The Deccan Traps in India – between 17°–24° North and 73°–74° East – are a place where you can find layer upon layer of solidified rock. This region is thought to have been the site of extremely powerful volcanic activity in the past, so powerful that it caused mile-deep lava over an area as large as the state of California. Last week (April 30, 2015) geophysicists at UC Berkeley announced their evidence that this vast region is related to the asteroid thought to have slammed into the ocean half a world away. The impact near Chicxulub, Mexico – 66 million years ago – is believed by many researchers to have killed the dinosaurs and ushered in the age of mammals. The Berkeley researchers say the impact probably “rang the Earth like a bell,” triggering powerful earthquakes and volcanos around the globe, including those that created the Deccan Traps.
The Berkeley researchers – who published their work online April 30 in the The Geological Society of America Bulletin – cited the “uncomfortably close” coincidence between the Deccan Traps eruptions and the asteroid impact 66 million years ago. Team leader Mark Richards of UC Berkeley said in a statement:
If you try to explain why the largest impact we know of in the last billion years happened within 100,000 years of these massive lava flows at Deccan … the chances of that occurring at random are minuscule.

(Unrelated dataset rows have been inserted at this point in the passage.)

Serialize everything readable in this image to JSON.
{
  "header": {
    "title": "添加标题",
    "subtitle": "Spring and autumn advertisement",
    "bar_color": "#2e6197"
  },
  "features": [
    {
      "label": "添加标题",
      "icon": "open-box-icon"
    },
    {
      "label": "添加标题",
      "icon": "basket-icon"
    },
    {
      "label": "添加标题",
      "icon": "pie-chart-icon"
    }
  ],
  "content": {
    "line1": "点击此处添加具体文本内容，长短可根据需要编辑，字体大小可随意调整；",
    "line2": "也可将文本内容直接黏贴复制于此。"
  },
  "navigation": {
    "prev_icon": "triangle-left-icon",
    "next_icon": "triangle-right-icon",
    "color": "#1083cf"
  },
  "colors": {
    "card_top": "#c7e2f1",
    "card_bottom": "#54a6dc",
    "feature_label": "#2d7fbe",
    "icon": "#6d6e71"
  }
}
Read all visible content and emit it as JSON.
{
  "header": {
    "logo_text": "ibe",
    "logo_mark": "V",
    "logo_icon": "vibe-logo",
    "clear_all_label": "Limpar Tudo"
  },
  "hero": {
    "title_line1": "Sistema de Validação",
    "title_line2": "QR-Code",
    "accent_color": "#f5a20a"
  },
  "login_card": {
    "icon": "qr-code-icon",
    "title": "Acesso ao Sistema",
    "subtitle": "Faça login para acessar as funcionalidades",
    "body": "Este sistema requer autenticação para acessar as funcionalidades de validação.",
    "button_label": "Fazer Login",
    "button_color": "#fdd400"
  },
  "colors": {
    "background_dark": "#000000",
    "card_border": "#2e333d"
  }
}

Richards had proposed in 1989 that plumes of hot rock, called “plume heads,” rise through Earth’s mantle every 20-30 million years and generate huge lava flows, called flood basalts, like the Deccan Traps. It struck him as more than coincidence that the last four of the six known mass extinctions of life occurred at the same time as one of these massive eruptions.

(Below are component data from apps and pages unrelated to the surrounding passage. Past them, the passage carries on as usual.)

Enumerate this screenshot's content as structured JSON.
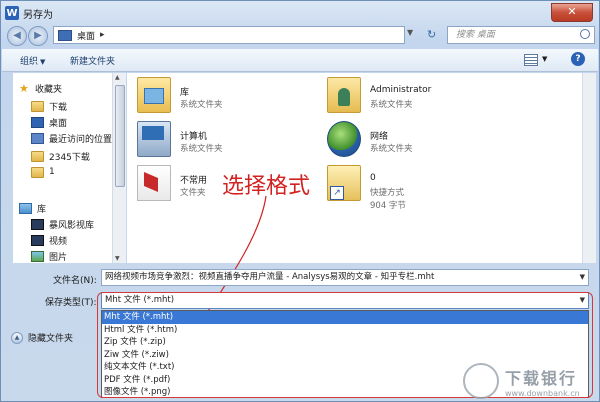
{
  "window": {
    "title": "另存为",
    "app_icon_letter": "W",
    "close_glyph": "✕"
  },
  "address": {
    "location": "桌面",
    "separator": "▸",
    "search_placeholder": "搜索 桌面"
  },
  "toolbar": {
    "organize": "组织",
    "new_folder": "新建文件夹",
    "help": "?"
  },
  "nav": {
    "items": [
      {
        "label": "收藏夹",
        "icon": "star-icon",
        "sub": false
      },
      {
        "label": "下载",
        "icon": "download-folder-icon",
        "sub": true
      },
      {
        "label": "桌面",
        "icon": "desktop-icon",
        "sub": true
      },
      {
        "label": "最近访问的位置",
        "icon": "recent-places-icon",
        "sub": true
      },
      {
        "label": "2345下载",
        "icon": "folder-icon",
        "sub": true
      },
      {
        "label": "1",
        "icon": "folder-icon",
        "sub": true
      },
      {
        "label": "库",
        "icon": "library-icon",
        "sub": false
      },
      {
        "label": "暴风影视库",
        "icon": "video-library-icon",
        "sub": true
      },
      {
        "label": "视频",
        "icon": "video-icon",
        "sub": true
      },
      {
        "label": "图片",
        "icon": "pictures-icon",
        "sub": true
      }
    ]
  },
  "content": {
    "items": [
      {
        "name": "库",
        "type": "系统文件夹",
        "size": "",
        "icon": "library-icon"
      },
      {
        "name": "Administrator",
        "type": "系统文件夹",
        "size": "",
        "icon": "user-folder-icon"
      },
      {
        "name": "计算机",
        "type": "系统文件夹",
        "size": "",
        "icon": "computer-icon"
      },
      {
        "name": "网络",
        "type": "系统文件夹",
        "size": "",
        "icon": "network-icon"
      },
      {
        "name": "不常用",
        "type": "文件夹",
        "size": "",
        "icon": "folder-icon"
      },
      {
        "name": "0",
        "type": "快捷方式",
        "size": "904 字节",
        "icon": "shortcut-icon"
      }
    ],
    "annotation": "选择格式"
  },
  "fields": {
    "filename_label": "文件名(N):",
    "filename_value": "网络视频市场竞争激烈：视频直播争夺用户流量 - Analysys易观的文章 - 知乎专栏.mht",
    "type_label": "保存类型(T):",
    "type_value": "Mht 文件 (*.mht)",
    "type_options": [
      "Mht 文件 (*.mht)",
      "Html 文件 (*.htm)",
      "Zip 文件 (*.zip)",
      "Ziw 文件 (*.ziw)",
      "纯文本文件 (*.txt)",
      "PDF 文件 (*.pdf)",
      "图像文件 (*.png)"
    ],
    "selected_index": 0,
    "hide_folders": "隐藏文件夹"
  },
  "watermark": {
    "cn": "下载银行",
    "en": "www.downbank.cn"
  }
}
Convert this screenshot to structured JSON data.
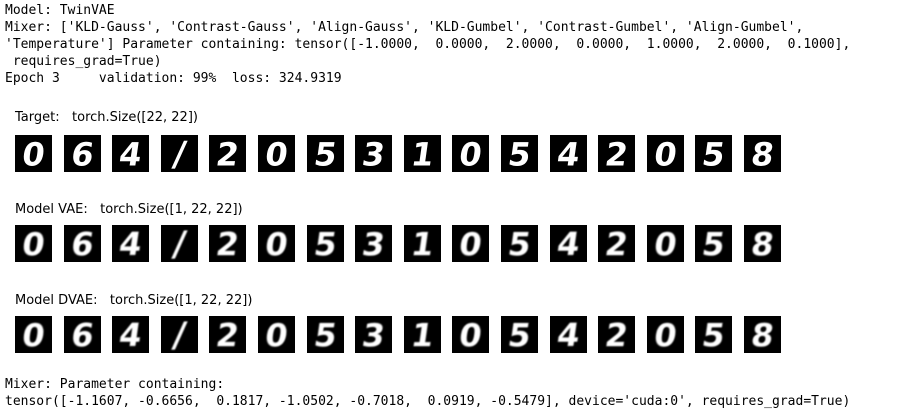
{
  "header": {
    "model_line": "Model: TwinVAE",
    "mixer_line1": "Mixer: ['KLD-Gauss', 'Contrast-Gauss', 'Align-Gauss', 'KLD-Gumbel', 'Contrast-Gumbel', 'Align-Gumbel',",
    "mixer_line2": "'Temperature'] Parameter containing: tensor([-1.0000,  0.0000,  2.0000,  0.0000,  1.0000,  2.0000,  0.1000],",
    "mixer_line3": " requires_grad=True)",
    "epoch_line": "Epoch 3     validation: 99%  loss: 324.9319"
  },
  "panels": [
    {
      "title": "Target:",
      "size": "torch.Size([22, 22])",
      "style": "sharp"
    },
    {
      "title": "Model VAE:",
      "size": "torch.Size([1, 22, 22])",
      "style": "soft"
    },
    {
      "title": "Model DVAE:",
      "size": "torch.Size([1, 22, 22])",
      "style": "soft"
    }
  ],
  "digits": [
    "0",
    "6",
    "4",
    "/",
    "2",
    "0",
    "5",
    "3",
    "1",
    "0",
    "5",
    "4",
    "2",
    "0",
    "5",
    "8"
  ],
  "footer": {
    "line1": "Mixer: Parameter containing:",
    "line2": "tensor([-1.1607, -0.6656,  0.1817, -1.0502, -0.7018,  0.0919, -0.5479], device='cuda:0', requires_grad=True)"
  },
  "colors": {
    "tile_bg": "#000000",
    "digit": "#ffffff",
    "text": "#000000"
  }
}
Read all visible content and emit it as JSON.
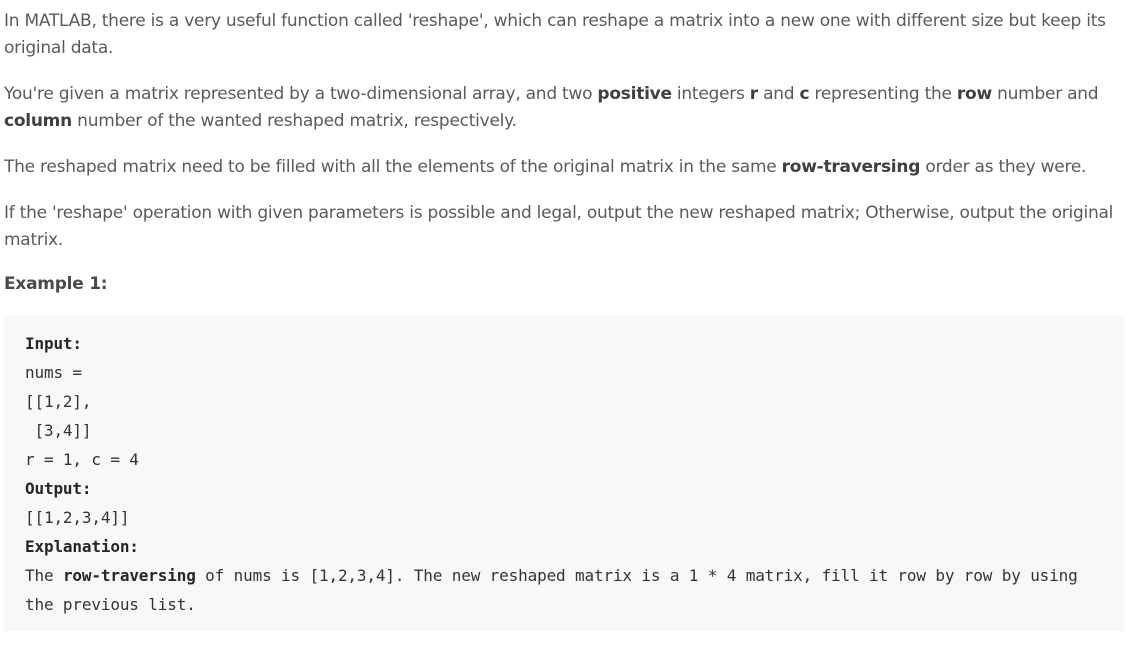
{
  "paragraphs": {
    "p1": "In MATLAB, there is a very useful function called 'reshape', which can reshape a matrix into a new one with different size but keep its original data.",
    "p2": {
      "t1": "You're given a matrix represented by a two-dimensional array, and two ",
      "b1": "positive",
      "t2": " integers ",
      "b2": "r",
      "t3": " and ",
      "b3": "c",
      "t4": " representing the ",
      "b4": "row",
      "t5": " number and ",
      "b5": "column",
      "t6": " number of the wanted reshaped matrix, respectively."
    },
    "p3": {
      "t1": "The reshaped matrix need to be filled with all the elements of the original matrix in the same ",
      "b1": "row-traversing",
      "t2": " order as they were."
    },
    "p4": "If the 'reshape' operation with given parameters is possible and legal, output the new reshaped matrix; Otherwise, output the original matrix."
  },
  "example": {
    "title": "Example 1:",
    "input_label": "Input:",
    "input_line1": "nums =",
    "input_line2": "[[1,2],",
    "input_line3": " [3,4]]",
    "input_line4": "r = 1, c = 4",
    "output_label": "Output:",
    "output_value": "[[1,2,3,4]]",
    "explanation_label": "Explanation:",
    "explanation_t1": "The ",
    "explanation_b1": "row-traversing",
    "explanation_t2": " of nums is [1,2,3,4]. The new reshaped matrix is a 1 * 4 matrix, fill it row by row by using the previous list."
  }
}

Richards teamed up with other experts at UC Berkeley to try to discover faults with his radical idea that the impact triggered the Deccan eruptions. Instead, the team came up with supporting evidence.
Paul Renne of the Berkeley Geochronology Center re-dated the asteroid impact and mass extinction two years ago and found them essentially simultaneous, but also within approximately 100,000 years of the largest Deccan eruptions.

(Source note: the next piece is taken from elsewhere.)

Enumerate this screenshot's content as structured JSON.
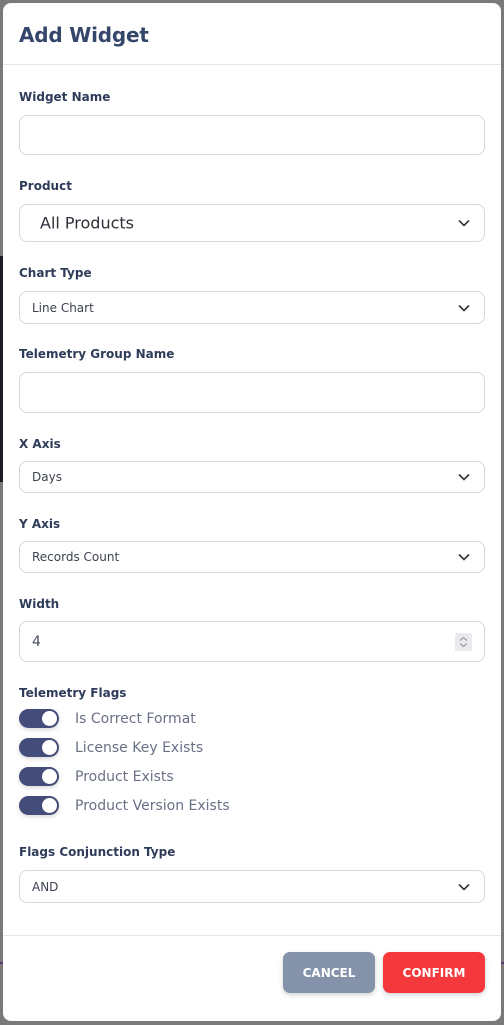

A third co-author on the study, UC Cal Berkeley’s Michael Manga, demonstrated that seismic events like large earthquakes could trigger volcanic eruptions. By Richards’ estimate, the asteroid impact must have generated the equivalent of a magnitude 9 or larger earthquake everywhere on Earth, sufficient to ignite the Deccan flood basalts as well as other places around the globe, including at mid-ocean ridges. Manga said:
It’s inconceivable that the impact could have melted a whole lot of rock away from the impact site itself, but if you had a system that already had magma and you gave it a little extra kick, it could produce a big eruption.
Richards and his team visited India in April 2014 to obtain lava samples for dating, and noticed pronounced weathering surfaces, or terraces, in one area. Geological evidence suggests that these terraces may signal a period of quiescence in Deccan volcanism prior to the Chicxulub impact. Richards concluded:
This was an existing massive volcanic system that had been there probably several million years, and the impact gave this thing a shake and it mobilized a huge amount of magma over a short amount of time.
Bottom line: Vast lava flows in India – known as the Deccan Traps – might have been mobilized into activity by the asteroid impact that killed the dinosaurs 66 million years ago.